[App and web page records]
▬▬▬

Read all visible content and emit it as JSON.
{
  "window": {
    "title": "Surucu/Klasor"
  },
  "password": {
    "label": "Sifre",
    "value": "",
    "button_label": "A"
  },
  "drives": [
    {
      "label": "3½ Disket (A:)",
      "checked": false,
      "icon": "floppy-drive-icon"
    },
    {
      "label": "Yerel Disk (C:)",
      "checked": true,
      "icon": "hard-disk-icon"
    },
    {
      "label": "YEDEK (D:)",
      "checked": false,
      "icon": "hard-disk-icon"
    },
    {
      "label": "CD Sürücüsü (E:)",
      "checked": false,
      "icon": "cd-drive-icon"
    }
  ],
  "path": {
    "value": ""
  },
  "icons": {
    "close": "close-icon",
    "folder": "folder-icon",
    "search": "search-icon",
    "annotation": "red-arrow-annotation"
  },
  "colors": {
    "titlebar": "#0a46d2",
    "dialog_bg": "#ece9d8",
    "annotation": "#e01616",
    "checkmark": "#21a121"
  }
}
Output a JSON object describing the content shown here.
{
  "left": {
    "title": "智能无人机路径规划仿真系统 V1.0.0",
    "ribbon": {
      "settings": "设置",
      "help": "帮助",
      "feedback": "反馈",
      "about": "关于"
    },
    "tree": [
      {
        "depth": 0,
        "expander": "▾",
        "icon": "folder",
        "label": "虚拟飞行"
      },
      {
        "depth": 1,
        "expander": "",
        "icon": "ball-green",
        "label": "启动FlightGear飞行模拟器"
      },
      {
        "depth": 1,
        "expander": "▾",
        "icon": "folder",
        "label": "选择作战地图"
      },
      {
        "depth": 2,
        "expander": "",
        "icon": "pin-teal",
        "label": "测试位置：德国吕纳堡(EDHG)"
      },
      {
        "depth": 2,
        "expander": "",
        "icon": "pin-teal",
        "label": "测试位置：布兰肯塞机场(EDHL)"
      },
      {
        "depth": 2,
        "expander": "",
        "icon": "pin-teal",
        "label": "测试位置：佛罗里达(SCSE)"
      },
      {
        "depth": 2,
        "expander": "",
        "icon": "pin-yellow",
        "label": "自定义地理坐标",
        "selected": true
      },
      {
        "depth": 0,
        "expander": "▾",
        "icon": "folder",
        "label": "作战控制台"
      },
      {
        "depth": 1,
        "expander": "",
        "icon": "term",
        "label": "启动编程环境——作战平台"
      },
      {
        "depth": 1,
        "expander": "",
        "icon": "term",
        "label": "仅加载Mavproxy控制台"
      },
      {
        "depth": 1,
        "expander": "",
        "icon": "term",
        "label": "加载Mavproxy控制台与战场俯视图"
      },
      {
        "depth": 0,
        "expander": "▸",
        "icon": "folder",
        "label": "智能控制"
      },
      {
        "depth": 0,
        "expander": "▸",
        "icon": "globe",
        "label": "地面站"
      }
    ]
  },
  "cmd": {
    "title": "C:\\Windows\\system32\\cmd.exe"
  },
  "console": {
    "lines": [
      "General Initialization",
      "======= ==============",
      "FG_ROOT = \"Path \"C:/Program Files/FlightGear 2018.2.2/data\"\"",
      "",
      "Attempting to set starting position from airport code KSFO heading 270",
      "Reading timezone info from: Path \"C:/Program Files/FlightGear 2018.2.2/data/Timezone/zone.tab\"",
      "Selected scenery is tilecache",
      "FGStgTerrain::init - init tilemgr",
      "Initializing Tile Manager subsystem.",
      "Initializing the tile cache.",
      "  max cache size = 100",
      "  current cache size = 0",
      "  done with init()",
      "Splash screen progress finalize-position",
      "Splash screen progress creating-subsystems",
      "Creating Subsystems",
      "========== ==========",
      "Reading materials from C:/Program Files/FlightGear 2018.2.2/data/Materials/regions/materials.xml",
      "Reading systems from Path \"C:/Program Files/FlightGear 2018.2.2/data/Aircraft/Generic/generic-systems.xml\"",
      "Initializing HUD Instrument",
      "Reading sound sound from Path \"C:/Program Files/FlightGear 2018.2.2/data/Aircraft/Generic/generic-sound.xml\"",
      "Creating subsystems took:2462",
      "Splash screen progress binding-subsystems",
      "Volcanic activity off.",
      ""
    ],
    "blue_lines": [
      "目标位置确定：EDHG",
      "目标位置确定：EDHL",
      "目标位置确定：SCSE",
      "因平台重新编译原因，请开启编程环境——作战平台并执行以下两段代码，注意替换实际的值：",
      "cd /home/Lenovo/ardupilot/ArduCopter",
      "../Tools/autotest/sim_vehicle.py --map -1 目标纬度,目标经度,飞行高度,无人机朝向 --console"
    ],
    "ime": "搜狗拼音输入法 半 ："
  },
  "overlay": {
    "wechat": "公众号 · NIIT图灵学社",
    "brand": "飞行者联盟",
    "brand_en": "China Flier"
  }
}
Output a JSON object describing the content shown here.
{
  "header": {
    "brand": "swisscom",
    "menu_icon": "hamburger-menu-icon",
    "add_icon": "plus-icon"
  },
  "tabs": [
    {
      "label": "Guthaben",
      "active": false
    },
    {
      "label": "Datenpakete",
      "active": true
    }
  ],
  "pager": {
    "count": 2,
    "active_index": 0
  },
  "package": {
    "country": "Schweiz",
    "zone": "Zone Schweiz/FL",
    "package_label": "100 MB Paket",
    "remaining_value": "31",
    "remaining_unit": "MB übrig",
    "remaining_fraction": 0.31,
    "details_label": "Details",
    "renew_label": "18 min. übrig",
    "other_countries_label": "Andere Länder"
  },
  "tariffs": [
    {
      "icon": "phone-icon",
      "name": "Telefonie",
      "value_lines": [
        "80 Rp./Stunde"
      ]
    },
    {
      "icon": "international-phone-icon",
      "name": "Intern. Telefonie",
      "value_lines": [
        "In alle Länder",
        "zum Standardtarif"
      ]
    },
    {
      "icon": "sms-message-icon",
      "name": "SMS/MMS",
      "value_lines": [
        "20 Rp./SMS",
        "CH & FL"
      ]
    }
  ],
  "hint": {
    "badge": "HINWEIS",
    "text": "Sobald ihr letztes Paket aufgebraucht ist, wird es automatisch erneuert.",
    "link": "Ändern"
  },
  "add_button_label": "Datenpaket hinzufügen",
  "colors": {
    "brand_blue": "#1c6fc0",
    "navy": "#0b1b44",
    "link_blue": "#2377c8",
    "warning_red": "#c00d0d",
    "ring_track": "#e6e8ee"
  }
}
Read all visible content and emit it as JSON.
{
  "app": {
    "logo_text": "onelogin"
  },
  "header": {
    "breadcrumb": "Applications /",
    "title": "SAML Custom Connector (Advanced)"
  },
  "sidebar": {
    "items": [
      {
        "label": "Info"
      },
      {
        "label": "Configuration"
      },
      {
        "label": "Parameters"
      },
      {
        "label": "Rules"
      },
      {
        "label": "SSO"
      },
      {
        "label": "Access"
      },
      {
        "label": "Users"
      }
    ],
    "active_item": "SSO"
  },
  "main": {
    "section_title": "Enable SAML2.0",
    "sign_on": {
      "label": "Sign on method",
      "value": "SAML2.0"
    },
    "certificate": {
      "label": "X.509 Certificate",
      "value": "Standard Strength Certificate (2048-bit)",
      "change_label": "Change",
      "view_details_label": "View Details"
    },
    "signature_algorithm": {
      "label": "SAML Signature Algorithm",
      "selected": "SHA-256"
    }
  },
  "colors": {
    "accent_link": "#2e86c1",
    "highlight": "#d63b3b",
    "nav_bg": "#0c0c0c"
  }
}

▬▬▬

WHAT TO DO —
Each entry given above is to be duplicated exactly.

ANSWER FOR THIS EXERCISE —
Read all visible content and emit it as JSON.
{
  "window": {
    "title": "Surucu/Klasor"
  },
  "password": {
    "label": "Sifre",
    "value": "",
    "button_label": "A"
  },
  "drives": [
    {
      "label": "3½ Disket (A:)",
      "checked": false,
      "icon": "floppy-drive-icon"
    },
    {
      "label": "Yerel Disk (C:)",
      "checked": true,
      "icon": "hard-disk-icon"
    },
    {
      "label": "YEDEK (D:)",
      "checked": false,
      "icon": "hard-disk-icon"
    },
    {
      "label": "CD Sürücüsü (E:)",
      "checked": false,
      "icon": "cd-drive-icon"
    }
  ],
  "path": {
    "value": ""
  },
  "icons": {
    "close": "close-icon",
    "folder": "folder-icon",
    "search": "search-icon",
    "annotation": "red-arrow-annotation"
  },
  "colors": {
    "titlebar": "#0a46d2",
    "dialog_bg": "#ece9d8",
    "annotation": "#e01616",
    "checkmark": "#21a121"
  }
}
Output a JSON object describing the content shown here.
{
  "left": {
    "title": "智能无人机路径规划仿真系统 V1.0.0",
    "ribbon": {
      "settings": "设置",
      "help": "帮助",
      "feedback": "反馈",
      "about": "关于"
    },
    "tree": [
      {
        "depth": 0,
        "expander": "▾",
        "icon": "folder",
        "label": "虚拟飞行"
      },
      {
        "depth": 1,
        "expander": "",
        "icon": "ball-green",
        "label": "启动FlightGear飞行模拟器"
      },
      {
        "depth": 1,
        "expander": "▾",
        "icon": "folder",
        "label": "选择作战地图"
      },
      {
        "depth": 2,
        "expander": "",
        "icon": "pin-teal",
        "label": "测试位置：德国吕纳堡(EDHG)"
      },
      {
        "depth": 2,
        "expander": "",
        "icon": "pin-teal",
        "label": "测试位置：布兰肯塞机场(EDHL)"
      },
      {
        "depth": 2,
        "expander": "",
        "icon": "pin-teal",
        "label": "测试位置：佛罗里达(SCSE)"
      },
      {
        "depth": 2,
        "expander": "",
        "icon": "pin-yellow",
        "label": "自定义地理坐标",
        "selected": true
      },
      {
        "depth": 0,
        "expander": "▾",
        "icon": "folder",
        "label": "作战控制台"
      },
      {
        "depth": 1,
        "expander": "",
        "icon": "term",
        "label": "启动编程环境——作战平台"
      },
      {
        "depth": 1,
        "expander": "",
        "icon": "term",
        "label": "仅加载Mavproxy控制台"
      },
      {
        "depth": 1,
        "expander": "",
        "icon": "term",
        "label": "加载Mavproxy控制台与战场俯视图"
      },
      {
        "depth": 0,
        "expander": "▸",
        "icon": "folder",
        "label": "智能控制"
      },
      {
        "depth": 0,
        "expander": "▸",
        "icon": "globe",
        "label": "地面站"
      }
    ]
  },
  "cmd": {
    "title": "C:\\Windows\\system32\\cmd.exe"
  },
  "console": {
    "lines": [
      "General Initialization",
      "======= ==============",
      "FG_ROOT = \"Path \"C:/Program Files/FlightGear 2018.2.2/data\"\"",
      "",
      "Attempting to set starting position from airport code KSFO heading 270",
      "Reading timezone info from: Path \"C:/Program Files/FlightGear 2018.2.2/data/Timezone/zone.tab\"",
      "Selected scenery is tilecache",
      "FGStgTerrain::init - init tilemgr",
      "Initializing Tile Manager subsystem.",
      "Initializing the tile cache.",
      "  max cache size = 100",
      "  current cache size = 0",
      "  done with init()",
      "Splash screen progress finalize-position",
      "Splash screen progress creating-subsystems",
      "Creating Subsystems",
      "========== ==========",
      "Reading materials from C:/Program Files/FlightGear 2018.2.2/data/Materials/regions/materials.xml",
      "Reading systems from Path \"C:/Program Files/FlightGear 2018.2.2/data/Aircraft/Generic/generic-systems.xml\"",
      "Initializing HUD Instrument",
      "Reading sound sound from Path \"C:/Program Files/FlightGear 2018.2.2/data/Aircraft/Generic/generic-sound.xml\"",
      "Creating subsystems took:2462",
      "Splash screen progress binding-subsystems",
      "Volcanic activity off.",
      ""
    ],
    "blue_lines": [
      "目标位置确定：EDHG",
      "目标位置确定：EDHL",
      "目标位置确定：SCSE",
      "因平台重新编译原因，请开启编程环境——作战平台并执行以下两段代码，注意替换实际的值：",
      "cd /home/Lenovo/ardupilot/ArduCopter",
      "../Tools/autotest/sim_vehicle.py --map -1 目标纬度,目标经度,飞行高度,无人机朝向 --console"
    ],
    "ime": "搜狗拼音输入法 半 ："
  },
  "overlay": {
    "wechat": "公众号 · NIIT图灵学社",
    "brand": "飞行者联盟",
    "brand_en": "China Flier"
  }
}
Output a JSON object describing the content shown here.
{
  "header": {
    "brand": "swisscom",
    "menu_icon": "hamburger-menu-icon",
    "add_icon": "plus-icon"
  },
  "tabs": [
    {
      "label": "Guthaben",
      "active": false
    },
    {
      "label": "Datenpakete",
      "active": true
    }
  ],
  "pager": {
    "count": 2,
    "active_index": 0
  },
  "package": {
    "country": "Schweiz",
    "zone": "Zone Schweiz/FL",
    "package_label": "100 MB Paket",
    "remaining_value": "31",
    "remaining_unit": "MB übrig",
    "remaining_fraction": 0.31,
    "details_label": "Details",
    "renew_label": "18 min. übrig",
    "other_countries_label": "Andere Länder"
  },
  "tariffs": [
    {
      "icon": "phone-icon",
      "name": "Telefonie",
      "value_lines": [
        "80 Rp./Stunde"
      ]
    },
    {
      "icon": "international-phone-icon",
      "name": "Intern. Telefonie",
      "value_lines": [
        "In alle Länder",
        "zum Standardtarif"
      ]
    },
    {
      "icon": "sms-message-icon",
      "name": "SMS/MMS",
      "value_lines": [
        "20 Rp./SMS",
        "CH & FL"
      ]
    }
  ],
  "hint": {
    "badge": "HINWEIS",
    "text": "Sobald ihr letztes Paket aufgebraucht ist, wird es automatisch erneuert.",
    "link": "Ändern"
  },
  "add_button_label": "Datenpaket hinzufügen",
  "colors": {
    "brand_blue": "#1c6fc0",
    "navy": "#0b1b44",
    "link_blue": "#2377c8",
    "warning_red": "#c00d0d",
    "ring_track": "#e6e8ee"
  }
}
Read all visible content and emit it as JSON.
{
  "app": {
    "logo_text": "onelogin"
  },
  "header": {
    "breadcrumb": "Applications /",
    "title": "SAML Custom Connector (Advanced)"
  },
  "sidebar": {
    "items": [
      {
        "label": "Info"
      },
      {
        "label": "Configuration"
      },
      {
        "label": "Parameters"
      },
      {
        "label": "Rules"
      },
      {
        "label": "SSO"
      },
      {
        "label": "Access"
      },
      {
        "label": "Users"
      }
    ],
    "active_item": "SSO"
  },
  "main": {
    "section_title": "Enable SAML2.0",
    "sign_on": {
      "label": "Sign on method",
      "value": "SAML2.0"
    },
    "certificate": {
      "label": "X.509 Certificate",
      "value": "Standard Strength Certificate (2048-bit)",
      "change_label": "Change",
      "view_details_label": "View Details"
    },
    "signature_algorithm": {
      "label": "SAML Signature Algorithm",
      "selected": "SHA-256"
    }
  },
  "colors": {
    "accent_link": "#2e86c1",
    "highlight": "#d63b3b",
    "nav_bg": "#0c0c0c"
  }
}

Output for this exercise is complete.